Recognising the signs: How Do I Know If I Need a Psychologist?

In the hustle and bustle of modern life, it’s easy to get caught up in the whirlwind of deadlines, social obligations, and personal challenges. But amid this chaos, it’s crucial to pause and reflect on our mental well-being. Just like visiting a GP for a physical check-up, seeing a psychologist for a mental health tune-up can be immensely beneficial. But how do you know when it’s time to seek professional help? And once you’ve decided to see a psychologist, how often should you schedule your visits?

Understanding when to seek help from a Psychologist
Realising you might need to chat with a psychologist isn’t always straightforward. Unlike a physical injury or illness, signs of mental distress can be subtle and easy to brush off. However, there are some tell-tale indicators that suggest it might be time to seek professional advice:

1. Persistent feelings of sadness or despair
If you find yourself feeling down more often than not, and these feelings persist for weeks or even months, it could be a sign that it’s time to reach out for help.

2. Overwhelming anxiety
It’s normal to feel anxious from time to time.
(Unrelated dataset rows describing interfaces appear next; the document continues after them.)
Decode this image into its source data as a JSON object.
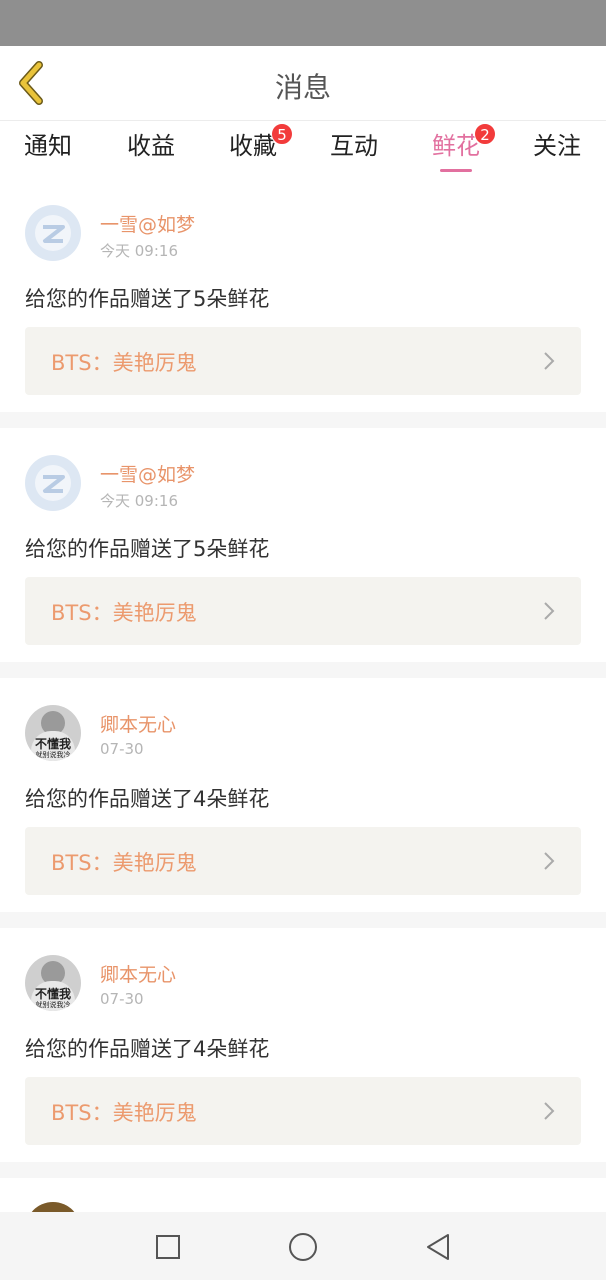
{
  "header": {
    "title": "消息"
  },
  "tabs": [
    {
      "label": "通知",
      "badge": ""
    },
    {
      "label": "收益",
      "badge": ""
    },
    {
      "label": "收藏",
      "badge": "5"
    },
    {
      "label": "互动",
      "badge": ""
    },
    {
      "label": "鲜花",
      "badge": "2",
      "active": true
    },
    {
      "label": "关注",
      "badge": ""
    }
  ],
  "messages": [
    {
      "user": "一雪@如梦",
      "time": "今天 09:16",
      "text": "给您的作品赠送了5朵鲜花",
      "work": "BTS：美艳厉鬼",
      "avatar": "default"
    },
    {
      "user": "一雪@如梦",
      "time": "今天 09:16",
      "text": "给您的作品赠送了5朵鲜花",
      "work": "BTS：美艳厉鬼",
      "avatar": "default"
    },
    {
      "user": "卿本无心",
      "time": "07-30",
      "text": "给您的作品赠送了4朵鲜花",
      "work": "BTS：美艳厉鬼",
      "avatar": "photo",
      "avatar_text": "不懂我",
      "avatar_subtext": "就别说我冷"
    },
    {
      "user": "卿本无心",
      "time": "07-30",
      "text": "给您的作品赠送了4朵鲜花",
      "work": "BTS：美艳厉鬼",
      "avatar": "photo",
      "avatar_text": "不懂我",
      "avatar_subtext": "就别说我冷"
    }
  ],
  "colors": {
    "accent_pink": "#e2709f",
    "badge_red": "#f23b3b",
    "name_orange": "#e8946a",
    "work_orange": "#ec9a6e",
    "back_arrow_yellow": "#e9c33a"
  },
  "icons": {
    "back": "back-arrow-icon",
    "chevron": "chevron-right-icon",
    "nav_recent": "square-icon",
    "nav_home": "circle-icon",
    "nav_back": "triangle-back-icon"
  }
}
However, if your anxiety starts to interfere with your daily activities or feels uncontrollable, a psychologist can help you develop strategies to manage it.

3. Difficulty coping with daily tasks
When the chores and responsibilities of daily life begin to feel insurmountable, it’s a sign that you might benefit from professional support.

4. Changes in sleeping or eating habits
Significant changes in your sleeping patterns or appetite can be indicators of underlying mental health issues.

5. Withdrawal from social activities
If you’re avoiding social interactions and activities you once enjoyed, it might be time to investigate the cause with a professional.

6. Experiencing trauma
Traumatic events can leave long-lasting impacts. Speaking to a psychologist can be a vital step in the healing process.

How Often to see a Psychologist

Once you’ve decided to see a clinical psychologist, figuring out the frequency of your visits is the next step. This can vary greatly depending on your individual needs and the nature of what you’re dealing with. Initially, weekly sessions might be beneficial to establish a rapport with your psychologist and start addressing your concerns. Over time, as you begin to apply the strategies discussed and notice improvements, the frequency might be reduced to fortnightly or monthly visits. The key is to maintain open communication with your psychologist and adjust the frequency of your sessions as needed.

Remember, seeking help is a sign of strength, not weakness. Aussies are known for our resilience and ability to tackle challenges head-on, but recognising when to ask for help is part of that strength. Psychologists are trained to offer support and strategies that can improve your mental well-being, helping you navigate life’s ups and downs more effectively.

Recognising the need for professional help is the first step towards improving your mental health. Whether you’re feeling overwhelmed by anxiety, struggling with persistent sadness, or simply feeling stuck, a psychologist can provide the support and tools you need to move forward. And when it comes to how often you should see a psychologist, there’s no one-size-fits-all answer. It’s about finding what works best for you and adjusting as needed. So, listen to your instincts; it could be the first step on a path to a healthier, happier you.